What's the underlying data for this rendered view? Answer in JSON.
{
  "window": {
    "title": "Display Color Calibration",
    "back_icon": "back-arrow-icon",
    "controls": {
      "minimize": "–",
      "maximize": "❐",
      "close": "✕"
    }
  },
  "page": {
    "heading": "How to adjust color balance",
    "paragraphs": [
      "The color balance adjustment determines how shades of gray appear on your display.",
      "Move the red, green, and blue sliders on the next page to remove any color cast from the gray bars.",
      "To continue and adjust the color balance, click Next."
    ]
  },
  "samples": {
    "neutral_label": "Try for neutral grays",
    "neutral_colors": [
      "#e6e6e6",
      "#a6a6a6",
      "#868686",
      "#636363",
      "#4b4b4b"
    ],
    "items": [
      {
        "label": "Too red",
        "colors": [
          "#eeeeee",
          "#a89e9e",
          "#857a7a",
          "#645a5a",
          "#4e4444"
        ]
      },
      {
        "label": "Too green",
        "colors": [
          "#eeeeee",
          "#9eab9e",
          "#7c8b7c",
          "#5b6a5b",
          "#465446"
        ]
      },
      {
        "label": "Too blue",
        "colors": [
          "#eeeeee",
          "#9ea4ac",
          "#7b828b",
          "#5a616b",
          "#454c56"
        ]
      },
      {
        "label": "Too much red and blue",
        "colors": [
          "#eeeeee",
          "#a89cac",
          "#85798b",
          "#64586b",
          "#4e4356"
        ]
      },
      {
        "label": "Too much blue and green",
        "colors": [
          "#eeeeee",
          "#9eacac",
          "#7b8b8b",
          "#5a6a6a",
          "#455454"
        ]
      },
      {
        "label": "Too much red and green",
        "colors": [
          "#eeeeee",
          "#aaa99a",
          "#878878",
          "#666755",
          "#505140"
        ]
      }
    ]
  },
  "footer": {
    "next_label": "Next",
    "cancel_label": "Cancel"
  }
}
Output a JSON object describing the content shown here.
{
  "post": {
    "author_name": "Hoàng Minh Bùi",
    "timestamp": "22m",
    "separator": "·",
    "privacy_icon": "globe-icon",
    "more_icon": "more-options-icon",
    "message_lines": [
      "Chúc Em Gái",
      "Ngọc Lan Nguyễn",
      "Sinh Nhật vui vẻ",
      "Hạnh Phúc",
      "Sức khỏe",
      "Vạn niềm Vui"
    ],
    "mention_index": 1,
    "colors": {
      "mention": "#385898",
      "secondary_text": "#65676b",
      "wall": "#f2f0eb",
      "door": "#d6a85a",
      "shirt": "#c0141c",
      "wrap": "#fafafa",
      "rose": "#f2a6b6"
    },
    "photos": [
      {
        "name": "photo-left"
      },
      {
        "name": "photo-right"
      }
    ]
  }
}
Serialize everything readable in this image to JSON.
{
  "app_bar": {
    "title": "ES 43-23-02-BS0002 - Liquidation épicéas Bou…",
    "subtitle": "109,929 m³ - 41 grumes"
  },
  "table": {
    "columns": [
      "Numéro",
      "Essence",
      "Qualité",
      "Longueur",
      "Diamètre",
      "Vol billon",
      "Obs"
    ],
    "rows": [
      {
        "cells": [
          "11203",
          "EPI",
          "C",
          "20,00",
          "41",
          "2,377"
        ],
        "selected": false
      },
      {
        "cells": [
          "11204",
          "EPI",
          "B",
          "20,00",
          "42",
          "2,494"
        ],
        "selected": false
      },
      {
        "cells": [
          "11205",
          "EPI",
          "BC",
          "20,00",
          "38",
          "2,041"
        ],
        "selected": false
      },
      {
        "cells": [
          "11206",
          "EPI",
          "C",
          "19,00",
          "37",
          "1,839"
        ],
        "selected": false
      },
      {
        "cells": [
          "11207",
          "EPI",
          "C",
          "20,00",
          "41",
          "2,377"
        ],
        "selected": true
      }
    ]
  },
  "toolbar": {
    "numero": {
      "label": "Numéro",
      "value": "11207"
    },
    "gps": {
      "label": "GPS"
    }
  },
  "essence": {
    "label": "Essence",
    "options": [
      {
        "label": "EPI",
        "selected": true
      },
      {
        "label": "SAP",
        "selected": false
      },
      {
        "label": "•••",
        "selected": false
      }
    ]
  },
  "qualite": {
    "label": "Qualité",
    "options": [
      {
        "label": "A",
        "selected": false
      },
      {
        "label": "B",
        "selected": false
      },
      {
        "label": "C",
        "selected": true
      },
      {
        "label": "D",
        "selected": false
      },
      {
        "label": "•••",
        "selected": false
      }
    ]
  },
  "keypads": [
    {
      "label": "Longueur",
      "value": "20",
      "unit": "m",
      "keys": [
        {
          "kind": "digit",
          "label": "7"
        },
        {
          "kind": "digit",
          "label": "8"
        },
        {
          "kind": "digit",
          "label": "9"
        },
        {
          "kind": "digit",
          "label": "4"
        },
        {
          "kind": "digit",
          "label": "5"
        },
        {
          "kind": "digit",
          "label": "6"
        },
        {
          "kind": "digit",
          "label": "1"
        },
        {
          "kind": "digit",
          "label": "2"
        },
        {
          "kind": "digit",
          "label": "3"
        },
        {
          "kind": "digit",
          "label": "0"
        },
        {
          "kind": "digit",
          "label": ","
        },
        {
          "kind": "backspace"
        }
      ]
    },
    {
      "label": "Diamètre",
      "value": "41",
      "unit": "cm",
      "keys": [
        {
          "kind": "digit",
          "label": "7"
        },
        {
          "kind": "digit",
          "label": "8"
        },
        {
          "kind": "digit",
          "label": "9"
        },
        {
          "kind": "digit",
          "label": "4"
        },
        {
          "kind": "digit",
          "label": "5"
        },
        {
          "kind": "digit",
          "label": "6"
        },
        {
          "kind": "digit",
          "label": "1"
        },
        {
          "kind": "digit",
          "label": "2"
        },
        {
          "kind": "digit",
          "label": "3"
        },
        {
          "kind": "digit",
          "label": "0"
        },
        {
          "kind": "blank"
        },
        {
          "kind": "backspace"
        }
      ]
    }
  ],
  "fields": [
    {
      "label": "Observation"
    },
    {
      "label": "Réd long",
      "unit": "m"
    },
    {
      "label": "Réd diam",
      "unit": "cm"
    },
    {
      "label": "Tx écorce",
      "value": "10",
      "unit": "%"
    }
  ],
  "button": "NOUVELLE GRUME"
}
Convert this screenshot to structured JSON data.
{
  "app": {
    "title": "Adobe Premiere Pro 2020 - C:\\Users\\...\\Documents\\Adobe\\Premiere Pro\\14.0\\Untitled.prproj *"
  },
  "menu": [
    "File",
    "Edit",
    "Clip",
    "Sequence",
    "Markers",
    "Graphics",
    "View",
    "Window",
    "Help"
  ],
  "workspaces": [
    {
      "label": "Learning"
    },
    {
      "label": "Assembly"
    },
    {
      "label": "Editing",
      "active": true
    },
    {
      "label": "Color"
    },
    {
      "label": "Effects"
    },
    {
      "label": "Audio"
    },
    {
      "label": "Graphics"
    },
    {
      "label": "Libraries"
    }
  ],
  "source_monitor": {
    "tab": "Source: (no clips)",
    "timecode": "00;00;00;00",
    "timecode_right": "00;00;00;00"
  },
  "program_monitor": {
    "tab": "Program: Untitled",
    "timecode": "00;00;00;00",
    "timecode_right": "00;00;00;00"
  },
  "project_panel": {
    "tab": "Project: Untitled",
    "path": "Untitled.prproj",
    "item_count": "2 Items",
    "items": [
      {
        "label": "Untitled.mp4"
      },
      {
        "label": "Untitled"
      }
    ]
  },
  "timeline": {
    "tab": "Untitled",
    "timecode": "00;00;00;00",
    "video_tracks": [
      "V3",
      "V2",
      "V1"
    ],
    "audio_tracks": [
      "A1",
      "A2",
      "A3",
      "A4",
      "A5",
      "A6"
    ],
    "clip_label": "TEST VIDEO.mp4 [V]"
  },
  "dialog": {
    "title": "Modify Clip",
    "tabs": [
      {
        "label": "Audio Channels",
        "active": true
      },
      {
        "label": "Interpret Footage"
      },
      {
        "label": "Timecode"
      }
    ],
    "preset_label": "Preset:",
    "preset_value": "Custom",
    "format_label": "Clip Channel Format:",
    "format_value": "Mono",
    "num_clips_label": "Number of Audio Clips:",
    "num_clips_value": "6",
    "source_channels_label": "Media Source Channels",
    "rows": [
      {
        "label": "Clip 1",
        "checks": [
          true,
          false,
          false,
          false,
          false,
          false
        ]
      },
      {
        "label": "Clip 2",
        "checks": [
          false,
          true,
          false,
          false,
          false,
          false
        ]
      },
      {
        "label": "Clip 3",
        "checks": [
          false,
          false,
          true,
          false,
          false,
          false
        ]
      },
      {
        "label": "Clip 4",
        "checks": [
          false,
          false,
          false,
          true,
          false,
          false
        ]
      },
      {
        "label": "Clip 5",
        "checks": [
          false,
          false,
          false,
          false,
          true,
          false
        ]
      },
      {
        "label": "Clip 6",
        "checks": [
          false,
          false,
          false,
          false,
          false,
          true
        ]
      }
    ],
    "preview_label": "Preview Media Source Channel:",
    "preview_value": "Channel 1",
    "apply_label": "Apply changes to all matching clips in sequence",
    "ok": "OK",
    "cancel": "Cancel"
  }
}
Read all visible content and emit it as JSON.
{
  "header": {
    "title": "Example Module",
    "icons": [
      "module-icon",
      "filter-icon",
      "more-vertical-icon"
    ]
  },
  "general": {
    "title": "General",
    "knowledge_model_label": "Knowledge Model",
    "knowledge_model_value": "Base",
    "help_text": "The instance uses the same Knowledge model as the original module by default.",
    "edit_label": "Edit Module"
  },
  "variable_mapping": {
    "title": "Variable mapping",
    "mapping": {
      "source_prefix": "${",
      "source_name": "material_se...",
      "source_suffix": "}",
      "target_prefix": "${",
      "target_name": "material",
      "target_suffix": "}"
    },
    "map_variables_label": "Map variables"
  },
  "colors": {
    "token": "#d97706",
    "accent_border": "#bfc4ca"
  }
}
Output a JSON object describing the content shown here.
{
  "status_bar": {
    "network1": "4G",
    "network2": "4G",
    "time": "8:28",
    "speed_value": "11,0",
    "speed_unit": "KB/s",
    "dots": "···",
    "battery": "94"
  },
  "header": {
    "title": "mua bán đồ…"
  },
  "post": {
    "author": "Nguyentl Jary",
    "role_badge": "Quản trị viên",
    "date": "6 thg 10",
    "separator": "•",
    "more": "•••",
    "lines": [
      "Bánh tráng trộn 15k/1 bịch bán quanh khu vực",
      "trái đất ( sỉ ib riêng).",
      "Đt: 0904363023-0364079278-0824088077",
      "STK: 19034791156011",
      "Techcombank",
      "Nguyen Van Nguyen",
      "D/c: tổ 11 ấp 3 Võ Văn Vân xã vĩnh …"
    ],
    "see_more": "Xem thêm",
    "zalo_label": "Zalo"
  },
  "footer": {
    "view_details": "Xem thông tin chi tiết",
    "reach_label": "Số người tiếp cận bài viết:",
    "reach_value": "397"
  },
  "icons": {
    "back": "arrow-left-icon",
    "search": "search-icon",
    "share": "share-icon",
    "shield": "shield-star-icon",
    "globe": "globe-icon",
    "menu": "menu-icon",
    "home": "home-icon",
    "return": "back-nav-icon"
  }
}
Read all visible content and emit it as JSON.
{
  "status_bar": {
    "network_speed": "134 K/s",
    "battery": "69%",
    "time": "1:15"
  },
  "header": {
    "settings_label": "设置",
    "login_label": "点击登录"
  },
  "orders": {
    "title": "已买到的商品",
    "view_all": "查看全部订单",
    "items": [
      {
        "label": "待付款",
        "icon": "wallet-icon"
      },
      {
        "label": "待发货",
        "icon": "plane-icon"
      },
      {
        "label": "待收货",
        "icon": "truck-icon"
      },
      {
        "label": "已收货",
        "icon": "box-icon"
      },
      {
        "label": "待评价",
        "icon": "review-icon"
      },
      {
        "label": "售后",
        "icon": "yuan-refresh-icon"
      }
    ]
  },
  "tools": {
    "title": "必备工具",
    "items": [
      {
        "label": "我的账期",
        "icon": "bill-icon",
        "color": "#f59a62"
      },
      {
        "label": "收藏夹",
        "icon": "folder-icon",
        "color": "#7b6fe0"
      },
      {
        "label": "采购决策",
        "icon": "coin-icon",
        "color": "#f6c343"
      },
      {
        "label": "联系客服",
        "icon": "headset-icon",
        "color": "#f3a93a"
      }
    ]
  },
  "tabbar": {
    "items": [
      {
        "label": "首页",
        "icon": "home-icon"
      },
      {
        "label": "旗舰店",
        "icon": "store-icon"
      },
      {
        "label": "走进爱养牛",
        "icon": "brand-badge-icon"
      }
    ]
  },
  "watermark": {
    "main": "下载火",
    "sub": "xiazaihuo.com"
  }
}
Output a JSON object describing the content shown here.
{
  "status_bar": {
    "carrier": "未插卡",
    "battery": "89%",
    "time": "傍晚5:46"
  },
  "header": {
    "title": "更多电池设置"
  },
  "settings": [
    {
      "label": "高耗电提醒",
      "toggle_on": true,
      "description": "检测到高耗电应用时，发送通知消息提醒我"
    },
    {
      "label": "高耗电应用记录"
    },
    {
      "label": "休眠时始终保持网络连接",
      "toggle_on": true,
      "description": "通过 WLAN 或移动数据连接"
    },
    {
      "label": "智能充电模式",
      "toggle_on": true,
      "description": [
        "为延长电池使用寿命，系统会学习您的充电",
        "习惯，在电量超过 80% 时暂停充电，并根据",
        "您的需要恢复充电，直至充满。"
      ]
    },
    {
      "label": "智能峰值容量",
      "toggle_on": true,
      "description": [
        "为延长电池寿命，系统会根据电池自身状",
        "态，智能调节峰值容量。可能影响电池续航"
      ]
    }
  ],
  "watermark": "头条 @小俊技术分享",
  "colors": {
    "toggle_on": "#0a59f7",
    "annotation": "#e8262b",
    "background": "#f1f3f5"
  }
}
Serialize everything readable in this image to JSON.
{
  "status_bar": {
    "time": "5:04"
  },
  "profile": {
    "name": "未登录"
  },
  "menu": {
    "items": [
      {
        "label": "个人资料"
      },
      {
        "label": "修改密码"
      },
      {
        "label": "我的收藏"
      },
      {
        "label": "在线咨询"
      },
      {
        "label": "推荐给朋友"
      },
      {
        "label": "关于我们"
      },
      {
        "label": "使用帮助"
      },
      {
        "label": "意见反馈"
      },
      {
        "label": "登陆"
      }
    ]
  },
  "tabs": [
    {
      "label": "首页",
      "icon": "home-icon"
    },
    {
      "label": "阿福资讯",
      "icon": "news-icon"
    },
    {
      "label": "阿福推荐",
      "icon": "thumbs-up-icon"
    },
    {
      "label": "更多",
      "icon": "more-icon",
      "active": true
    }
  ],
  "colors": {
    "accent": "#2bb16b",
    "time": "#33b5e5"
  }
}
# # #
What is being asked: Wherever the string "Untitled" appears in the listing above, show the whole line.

Exercise result:
    "title": "Adobe Premiere Pro 2020 - C:\\Users\\...\\Documents\\Adobe\\Premiere Pro\\14.0\\Untitled.prproj *"
    "tab": "Program: Untitled",
    "tab": "Project: Untitled",
    "path": "Untitled.prproj",
        "label": "Untitled.mp4"
        "label": "Untitled"
    "tab": "Untitled",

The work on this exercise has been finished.